LONDON (Reuters) - After getting the presidential seal of approval from Barack Obama, Michael Phelps was back in the Olympic pool on Wednesday morning, looking to add to his record medal tally.
Phelps won an unprecedented 19th Olympic medal on Tuesday when he anchored the United States 4x200 meters freestyle relay team to gold, and woke the next day to find a message from the White House.
“Congrats to Michael Phelps for breaking the all-time Olympic medal record. You’ve made your country proud. - bo,” the president personally tweeted.
For Phelps, the magnitude of his achievement was temporarily forgotten as he immediately got back to work, safely qualifying for the semi-finals of the men’s 200 individual medley.
He won the multi-discipline event at Athens in 2004 and Beijing four years later but faces a tough job to become the first male swimmer to win the same individual event at three Olympics.
With everything to lose and little to gain in the heats, he swam conservatively to finish second in his heat and fourth overall despite feeling fatigued.
“Didn’t really get much sleep last night, didn’t warm down at all, so this morning didn’t feel too comfortable,” he said.
His biggest rival for the event is his team mate Ryan Lochte, the world champion and world record holder.
The pair joined forces in the relay the previous night and are close friends outside the pool but fierce rivals in it.
Lochte won his heat and was second fastest overall behind Hungary’s Laszlo Cseh but was conserving his energy for one of the most brutal challenges in Olympic swimming.

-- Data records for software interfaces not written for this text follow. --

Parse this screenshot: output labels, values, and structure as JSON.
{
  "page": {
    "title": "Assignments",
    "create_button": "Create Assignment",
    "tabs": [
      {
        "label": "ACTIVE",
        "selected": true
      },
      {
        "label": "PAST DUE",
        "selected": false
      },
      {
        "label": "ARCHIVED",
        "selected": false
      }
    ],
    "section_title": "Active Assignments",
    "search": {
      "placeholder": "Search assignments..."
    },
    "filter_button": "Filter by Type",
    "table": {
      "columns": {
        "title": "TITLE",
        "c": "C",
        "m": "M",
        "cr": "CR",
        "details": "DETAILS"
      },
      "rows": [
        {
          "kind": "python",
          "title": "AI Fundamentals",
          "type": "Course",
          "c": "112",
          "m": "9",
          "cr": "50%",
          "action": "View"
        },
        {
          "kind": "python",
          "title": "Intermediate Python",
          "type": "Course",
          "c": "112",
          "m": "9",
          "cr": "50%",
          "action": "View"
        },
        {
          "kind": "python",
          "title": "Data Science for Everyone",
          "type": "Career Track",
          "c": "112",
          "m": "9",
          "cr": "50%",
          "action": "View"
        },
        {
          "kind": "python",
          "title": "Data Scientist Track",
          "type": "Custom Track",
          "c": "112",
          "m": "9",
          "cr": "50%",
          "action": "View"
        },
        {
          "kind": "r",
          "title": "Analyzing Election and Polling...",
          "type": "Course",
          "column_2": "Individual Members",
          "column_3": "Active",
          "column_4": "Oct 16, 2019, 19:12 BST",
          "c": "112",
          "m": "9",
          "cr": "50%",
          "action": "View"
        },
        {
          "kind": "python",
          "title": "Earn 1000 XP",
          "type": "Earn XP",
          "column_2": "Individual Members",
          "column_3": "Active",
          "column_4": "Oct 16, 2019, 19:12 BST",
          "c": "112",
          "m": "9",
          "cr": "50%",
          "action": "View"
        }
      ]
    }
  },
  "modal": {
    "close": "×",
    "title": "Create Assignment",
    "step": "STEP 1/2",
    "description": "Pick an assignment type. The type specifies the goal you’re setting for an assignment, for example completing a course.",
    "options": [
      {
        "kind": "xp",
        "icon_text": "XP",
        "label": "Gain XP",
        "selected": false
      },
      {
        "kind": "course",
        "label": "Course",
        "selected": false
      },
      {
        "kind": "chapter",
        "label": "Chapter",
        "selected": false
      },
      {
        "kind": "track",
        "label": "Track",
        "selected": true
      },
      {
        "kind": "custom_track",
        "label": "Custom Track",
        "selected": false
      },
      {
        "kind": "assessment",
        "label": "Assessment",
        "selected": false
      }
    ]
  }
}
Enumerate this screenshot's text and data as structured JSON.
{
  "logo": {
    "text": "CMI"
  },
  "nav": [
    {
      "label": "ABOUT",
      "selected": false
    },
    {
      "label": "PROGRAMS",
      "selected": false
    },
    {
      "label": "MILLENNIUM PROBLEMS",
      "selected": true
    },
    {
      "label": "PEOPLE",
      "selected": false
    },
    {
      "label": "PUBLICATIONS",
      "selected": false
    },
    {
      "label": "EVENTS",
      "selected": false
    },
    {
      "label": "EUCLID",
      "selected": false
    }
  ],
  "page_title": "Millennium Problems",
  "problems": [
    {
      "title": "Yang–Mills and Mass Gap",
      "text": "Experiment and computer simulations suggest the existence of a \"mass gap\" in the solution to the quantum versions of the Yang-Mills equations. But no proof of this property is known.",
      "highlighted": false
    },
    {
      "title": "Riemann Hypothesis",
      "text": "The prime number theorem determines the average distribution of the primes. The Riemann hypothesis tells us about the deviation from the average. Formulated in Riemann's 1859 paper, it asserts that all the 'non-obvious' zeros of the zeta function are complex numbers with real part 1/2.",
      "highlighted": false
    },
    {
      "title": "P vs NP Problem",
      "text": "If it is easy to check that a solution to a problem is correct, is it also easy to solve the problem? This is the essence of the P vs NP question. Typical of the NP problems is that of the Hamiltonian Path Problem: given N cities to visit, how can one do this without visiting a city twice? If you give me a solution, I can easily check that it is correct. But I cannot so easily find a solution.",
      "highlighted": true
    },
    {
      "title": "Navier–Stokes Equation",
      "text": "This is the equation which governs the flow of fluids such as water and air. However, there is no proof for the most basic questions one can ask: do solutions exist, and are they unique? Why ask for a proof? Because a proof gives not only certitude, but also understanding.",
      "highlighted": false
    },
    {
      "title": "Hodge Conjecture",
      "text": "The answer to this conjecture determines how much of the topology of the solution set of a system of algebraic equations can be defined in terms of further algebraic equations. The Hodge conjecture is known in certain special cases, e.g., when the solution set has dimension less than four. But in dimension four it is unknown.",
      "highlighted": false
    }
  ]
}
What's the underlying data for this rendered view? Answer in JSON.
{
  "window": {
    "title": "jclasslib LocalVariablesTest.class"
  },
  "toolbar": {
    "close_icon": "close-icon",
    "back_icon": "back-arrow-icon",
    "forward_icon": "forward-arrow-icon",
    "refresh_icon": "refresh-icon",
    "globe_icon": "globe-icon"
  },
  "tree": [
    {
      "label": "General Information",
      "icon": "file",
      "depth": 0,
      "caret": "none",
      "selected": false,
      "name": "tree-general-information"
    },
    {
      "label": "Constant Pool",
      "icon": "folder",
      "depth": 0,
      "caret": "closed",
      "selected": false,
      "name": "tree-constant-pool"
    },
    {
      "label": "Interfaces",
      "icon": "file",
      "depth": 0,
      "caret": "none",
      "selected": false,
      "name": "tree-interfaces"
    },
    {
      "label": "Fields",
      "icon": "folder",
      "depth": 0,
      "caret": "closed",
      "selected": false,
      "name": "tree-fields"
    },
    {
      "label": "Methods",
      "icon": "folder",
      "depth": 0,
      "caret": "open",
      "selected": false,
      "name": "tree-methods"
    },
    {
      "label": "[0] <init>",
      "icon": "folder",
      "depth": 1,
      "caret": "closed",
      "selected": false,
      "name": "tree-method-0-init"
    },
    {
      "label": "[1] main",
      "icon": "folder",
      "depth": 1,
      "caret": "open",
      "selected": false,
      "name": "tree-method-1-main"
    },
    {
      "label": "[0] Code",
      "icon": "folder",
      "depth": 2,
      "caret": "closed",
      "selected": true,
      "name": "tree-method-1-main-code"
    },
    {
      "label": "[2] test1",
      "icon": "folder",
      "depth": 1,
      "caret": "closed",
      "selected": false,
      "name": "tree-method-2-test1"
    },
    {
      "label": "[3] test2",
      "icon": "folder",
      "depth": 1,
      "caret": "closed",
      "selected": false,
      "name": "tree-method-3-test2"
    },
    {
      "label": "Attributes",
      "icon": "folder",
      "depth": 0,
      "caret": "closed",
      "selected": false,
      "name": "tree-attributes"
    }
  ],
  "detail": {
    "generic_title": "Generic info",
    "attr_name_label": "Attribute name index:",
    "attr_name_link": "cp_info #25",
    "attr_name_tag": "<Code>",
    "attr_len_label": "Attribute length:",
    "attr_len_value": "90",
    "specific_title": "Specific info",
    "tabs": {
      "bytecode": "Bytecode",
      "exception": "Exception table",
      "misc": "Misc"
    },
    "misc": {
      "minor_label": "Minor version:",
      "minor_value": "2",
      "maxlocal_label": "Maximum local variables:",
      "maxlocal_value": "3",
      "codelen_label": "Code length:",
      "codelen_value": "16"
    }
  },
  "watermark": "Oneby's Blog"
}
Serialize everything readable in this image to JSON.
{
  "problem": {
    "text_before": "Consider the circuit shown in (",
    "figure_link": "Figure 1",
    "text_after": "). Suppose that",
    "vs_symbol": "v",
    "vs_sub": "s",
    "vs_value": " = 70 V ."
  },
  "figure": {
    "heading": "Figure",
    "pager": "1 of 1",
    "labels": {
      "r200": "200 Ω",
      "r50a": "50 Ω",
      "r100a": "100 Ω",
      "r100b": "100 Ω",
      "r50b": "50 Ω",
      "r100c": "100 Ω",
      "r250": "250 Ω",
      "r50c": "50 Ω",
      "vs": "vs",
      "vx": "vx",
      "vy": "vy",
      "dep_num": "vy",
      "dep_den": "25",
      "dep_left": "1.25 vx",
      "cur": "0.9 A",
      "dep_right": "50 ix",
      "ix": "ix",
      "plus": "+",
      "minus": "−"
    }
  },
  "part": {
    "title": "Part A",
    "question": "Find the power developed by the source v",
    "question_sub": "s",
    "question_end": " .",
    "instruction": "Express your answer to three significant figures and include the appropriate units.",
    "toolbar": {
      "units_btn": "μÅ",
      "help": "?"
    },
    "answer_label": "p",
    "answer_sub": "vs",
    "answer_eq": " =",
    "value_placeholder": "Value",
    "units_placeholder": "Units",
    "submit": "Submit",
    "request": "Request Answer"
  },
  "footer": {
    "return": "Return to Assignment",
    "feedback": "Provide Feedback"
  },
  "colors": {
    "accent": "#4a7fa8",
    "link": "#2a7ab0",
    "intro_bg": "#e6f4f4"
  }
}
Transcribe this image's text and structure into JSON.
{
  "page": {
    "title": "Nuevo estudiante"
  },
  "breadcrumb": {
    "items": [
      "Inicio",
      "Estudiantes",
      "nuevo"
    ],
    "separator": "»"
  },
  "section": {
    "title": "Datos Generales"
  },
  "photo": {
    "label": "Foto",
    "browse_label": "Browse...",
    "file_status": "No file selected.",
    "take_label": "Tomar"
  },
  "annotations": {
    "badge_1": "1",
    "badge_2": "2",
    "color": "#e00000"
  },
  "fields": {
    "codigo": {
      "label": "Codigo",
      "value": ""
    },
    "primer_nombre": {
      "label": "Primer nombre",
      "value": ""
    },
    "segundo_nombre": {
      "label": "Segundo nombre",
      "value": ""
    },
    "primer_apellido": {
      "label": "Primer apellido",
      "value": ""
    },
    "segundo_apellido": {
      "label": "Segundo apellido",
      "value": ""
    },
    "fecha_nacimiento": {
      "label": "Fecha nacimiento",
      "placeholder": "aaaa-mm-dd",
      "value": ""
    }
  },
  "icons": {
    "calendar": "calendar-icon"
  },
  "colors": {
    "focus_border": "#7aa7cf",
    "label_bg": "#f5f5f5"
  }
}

Not only does he faces the daunting prospect of tackling Phelps in the medley, Lochte is also defending his 200 backstroke title in the same sessions.
He qualified second fastest overall behind his American team mate Tyler Clary in the backstroke, less than 40 minutes before diving in for the medley preliminaries.
“This morning’s races were easy. All I had to do was get a lane for tonight and that’s what I did,” Lochte said.
Colorado teenager Missy Franklin also woke up to see a tweet from a new admirer, Canadian pop star Justin Bieber, before tackling the women’s 100 freestyle heats.
“I could not believe it when I saw,” she told reporters after qualifying 10th. “I was running around like a chicken with the head cut off, I was so excited.”
China’s Tang Yi swam a personal best time of 53.28 seconds to finish first overall in the 100 freestyle, the classic sprint race to decide the fastest woman in water.
Australia’s Melanie Schlanger, who won a relay gold medal on Saturday, was second just ahead of Denmark’s Jeanette Ottesen Gray and Aliaksandra Herasimenia of Belarus, who dead-heated in last year’s world championships final while Germany’s Olympic champion Britta Steffen scraped in as the 14th qualifier.
Rebecca Soni made the perfect start to the defense of her 200 breaststroke title when she stopped the clock almost a second and a half clear of her nearest competitor while Australia set the pace, just ahead of the U.S., in the women’s 4x200 freestyle relay, which will be decided in Wednesday’s evening finals session.
Reporting by Julian Linden; Editing by Greg Stutchbury